Compute how many lines in the listing below hold the string "text", then state only the result.

※

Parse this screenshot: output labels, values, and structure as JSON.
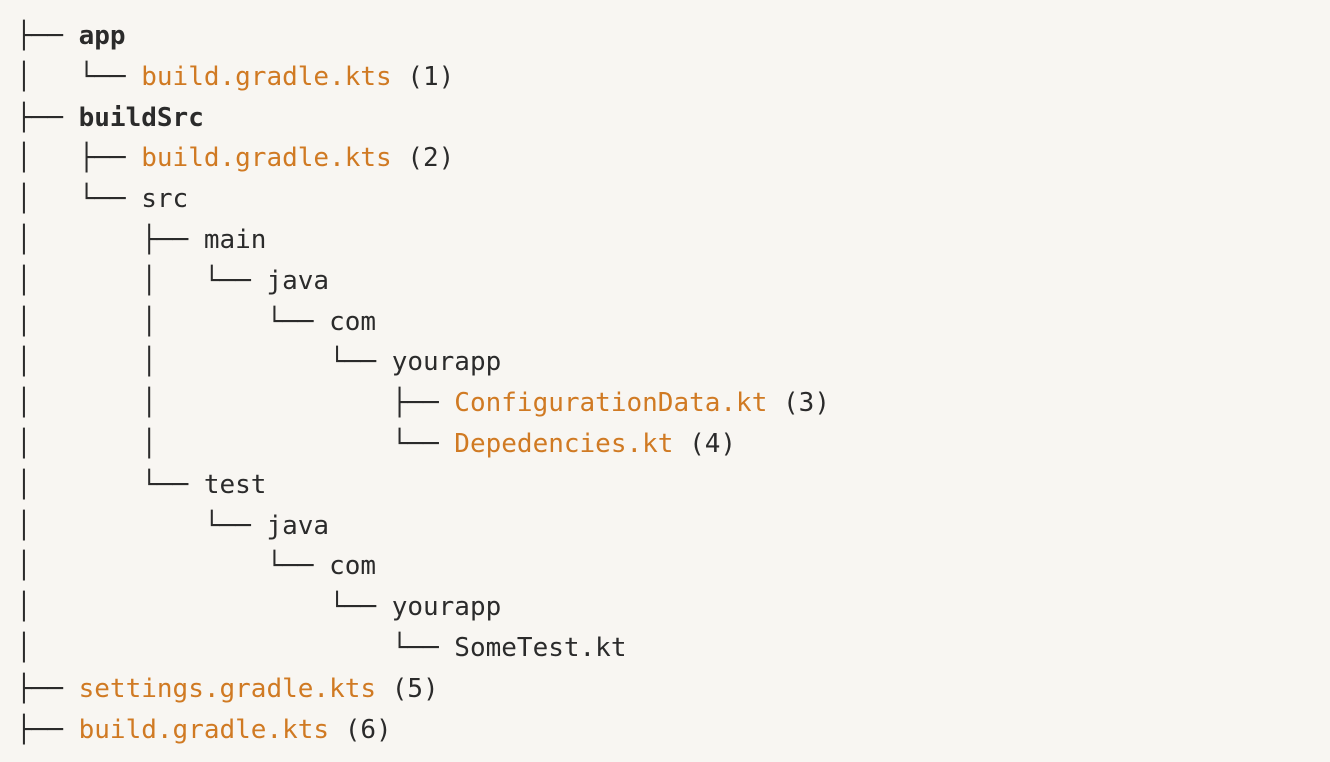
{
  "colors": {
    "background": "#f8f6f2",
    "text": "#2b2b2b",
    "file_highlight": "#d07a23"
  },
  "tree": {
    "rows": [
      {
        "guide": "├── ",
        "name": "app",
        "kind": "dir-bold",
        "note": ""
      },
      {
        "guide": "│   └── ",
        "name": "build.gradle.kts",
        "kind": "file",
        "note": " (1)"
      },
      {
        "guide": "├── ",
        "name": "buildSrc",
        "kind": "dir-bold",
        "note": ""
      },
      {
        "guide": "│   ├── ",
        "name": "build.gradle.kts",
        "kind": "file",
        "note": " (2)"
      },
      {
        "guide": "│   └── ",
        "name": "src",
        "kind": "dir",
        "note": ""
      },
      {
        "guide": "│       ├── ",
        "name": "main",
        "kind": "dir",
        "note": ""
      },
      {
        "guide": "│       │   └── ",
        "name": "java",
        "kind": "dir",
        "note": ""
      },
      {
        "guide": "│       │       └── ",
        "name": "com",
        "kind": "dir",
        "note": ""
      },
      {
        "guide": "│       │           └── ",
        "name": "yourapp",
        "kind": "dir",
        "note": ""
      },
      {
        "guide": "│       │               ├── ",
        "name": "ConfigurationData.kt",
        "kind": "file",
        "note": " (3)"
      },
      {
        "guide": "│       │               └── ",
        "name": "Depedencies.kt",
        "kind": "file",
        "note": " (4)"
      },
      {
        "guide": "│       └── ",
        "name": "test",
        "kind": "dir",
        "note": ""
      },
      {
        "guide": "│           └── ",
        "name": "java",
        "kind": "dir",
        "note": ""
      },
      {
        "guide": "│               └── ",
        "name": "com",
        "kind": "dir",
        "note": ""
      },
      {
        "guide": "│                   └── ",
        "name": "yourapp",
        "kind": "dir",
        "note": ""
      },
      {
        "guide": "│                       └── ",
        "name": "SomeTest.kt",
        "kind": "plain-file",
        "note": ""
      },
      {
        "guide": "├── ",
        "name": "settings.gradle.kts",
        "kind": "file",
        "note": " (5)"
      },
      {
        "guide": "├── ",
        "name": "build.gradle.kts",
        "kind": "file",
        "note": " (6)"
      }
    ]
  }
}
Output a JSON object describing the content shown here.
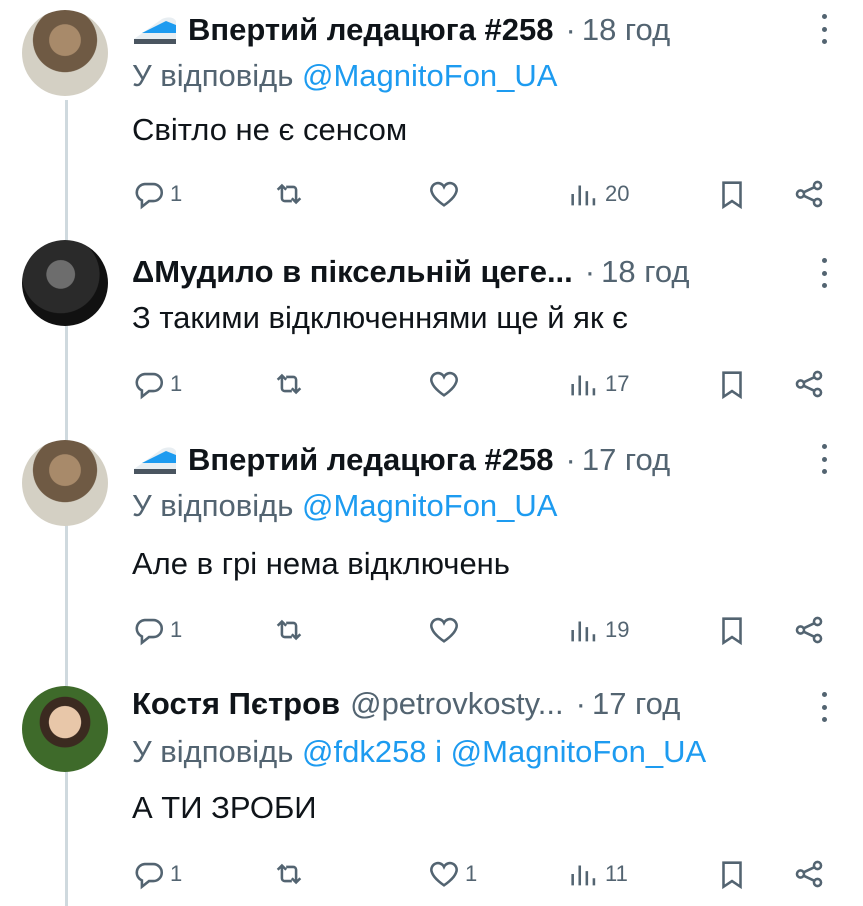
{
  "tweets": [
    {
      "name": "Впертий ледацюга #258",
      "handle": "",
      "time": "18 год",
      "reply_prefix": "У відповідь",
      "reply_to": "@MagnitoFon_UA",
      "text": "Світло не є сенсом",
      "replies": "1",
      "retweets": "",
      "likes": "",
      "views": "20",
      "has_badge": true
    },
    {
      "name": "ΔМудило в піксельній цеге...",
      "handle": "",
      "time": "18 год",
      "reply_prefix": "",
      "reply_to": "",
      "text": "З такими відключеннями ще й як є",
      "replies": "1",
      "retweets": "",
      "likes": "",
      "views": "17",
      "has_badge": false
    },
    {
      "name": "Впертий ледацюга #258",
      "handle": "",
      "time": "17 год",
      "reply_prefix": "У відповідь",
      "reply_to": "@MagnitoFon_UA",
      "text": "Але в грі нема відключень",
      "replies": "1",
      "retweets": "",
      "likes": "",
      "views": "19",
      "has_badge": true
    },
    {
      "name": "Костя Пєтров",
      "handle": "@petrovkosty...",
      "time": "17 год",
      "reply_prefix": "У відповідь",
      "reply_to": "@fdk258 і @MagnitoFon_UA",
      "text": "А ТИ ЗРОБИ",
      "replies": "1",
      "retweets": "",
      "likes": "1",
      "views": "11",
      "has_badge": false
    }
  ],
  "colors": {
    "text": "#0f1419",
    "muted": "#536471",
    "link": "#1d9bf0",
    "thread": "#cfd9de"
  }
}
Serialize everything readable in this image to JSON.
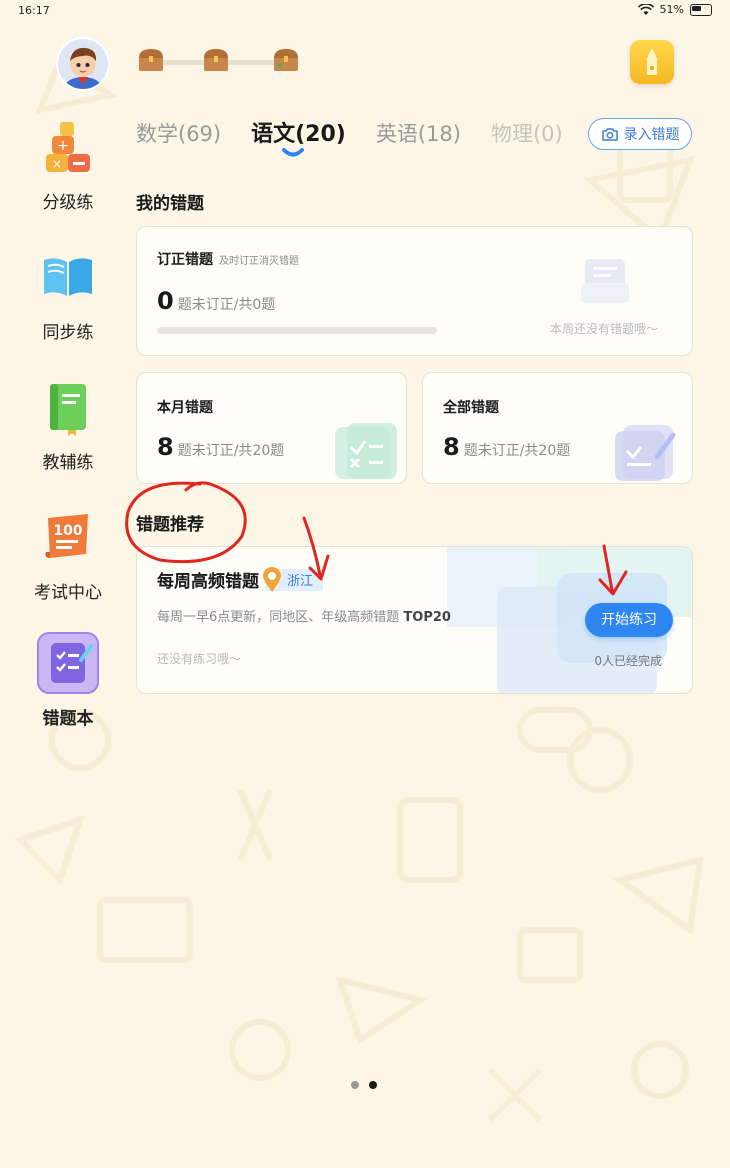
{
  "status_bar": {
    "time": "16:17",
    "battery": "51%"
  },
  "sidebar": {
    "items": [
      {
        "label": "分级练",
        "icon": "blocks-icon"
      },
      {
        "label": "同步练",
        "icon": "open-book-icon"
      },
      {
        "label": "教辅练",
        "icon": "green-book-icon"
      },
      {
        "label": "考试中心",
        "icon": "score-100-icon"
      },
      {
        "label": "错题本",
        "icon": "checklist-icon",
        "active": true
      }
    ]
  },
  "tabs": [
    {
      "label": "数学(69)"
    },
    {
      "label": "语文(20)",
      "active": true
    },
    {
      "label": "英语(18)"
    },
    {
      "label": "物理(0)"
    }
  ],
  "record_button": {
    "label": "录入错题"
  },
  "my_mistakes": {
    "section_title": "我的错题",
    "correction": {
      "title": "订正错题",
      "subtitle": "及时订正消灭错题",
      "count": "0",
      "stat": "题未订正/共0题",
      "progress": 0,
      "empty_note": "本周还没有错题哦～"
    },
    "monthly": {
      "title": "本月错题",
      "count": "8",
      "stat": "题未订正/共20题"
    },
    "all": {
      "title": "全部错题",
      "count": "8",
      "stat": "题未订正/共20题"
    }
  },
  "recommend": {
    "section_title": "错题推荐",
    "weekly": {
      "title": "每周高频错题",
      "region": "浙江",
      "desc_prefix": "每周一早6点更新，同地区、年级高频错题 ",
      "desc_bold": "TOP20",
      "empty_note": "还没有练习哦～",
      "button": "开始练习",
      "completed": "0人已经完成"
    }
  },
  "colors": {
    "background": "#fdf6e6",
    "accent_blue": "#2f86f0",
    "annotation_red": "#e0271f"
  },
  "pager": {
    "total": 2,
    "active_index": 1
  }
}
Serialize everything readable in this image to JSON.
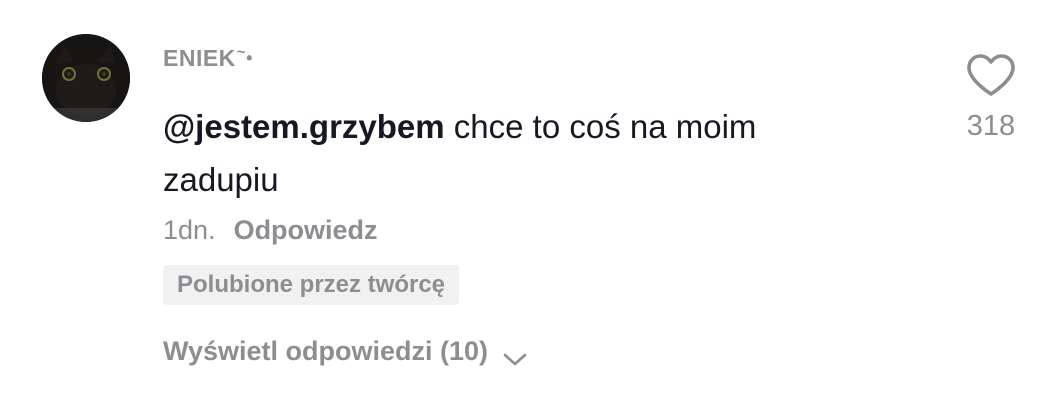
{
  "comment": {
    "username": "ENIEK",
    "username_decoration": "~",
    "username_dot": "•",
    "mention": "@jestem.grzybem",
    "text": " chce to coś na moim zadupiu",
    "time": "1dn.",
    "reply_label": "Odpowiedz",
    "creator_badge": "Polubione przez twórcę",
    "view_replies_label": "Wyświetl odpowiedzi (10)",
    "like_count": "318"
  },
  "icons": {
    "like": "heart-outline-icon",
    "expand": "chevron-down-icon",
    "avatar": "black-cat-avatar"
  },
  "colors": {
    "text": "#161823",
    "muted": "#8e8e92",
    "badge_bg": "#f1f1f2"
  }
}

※

§ **WRITTEN REPLY**
8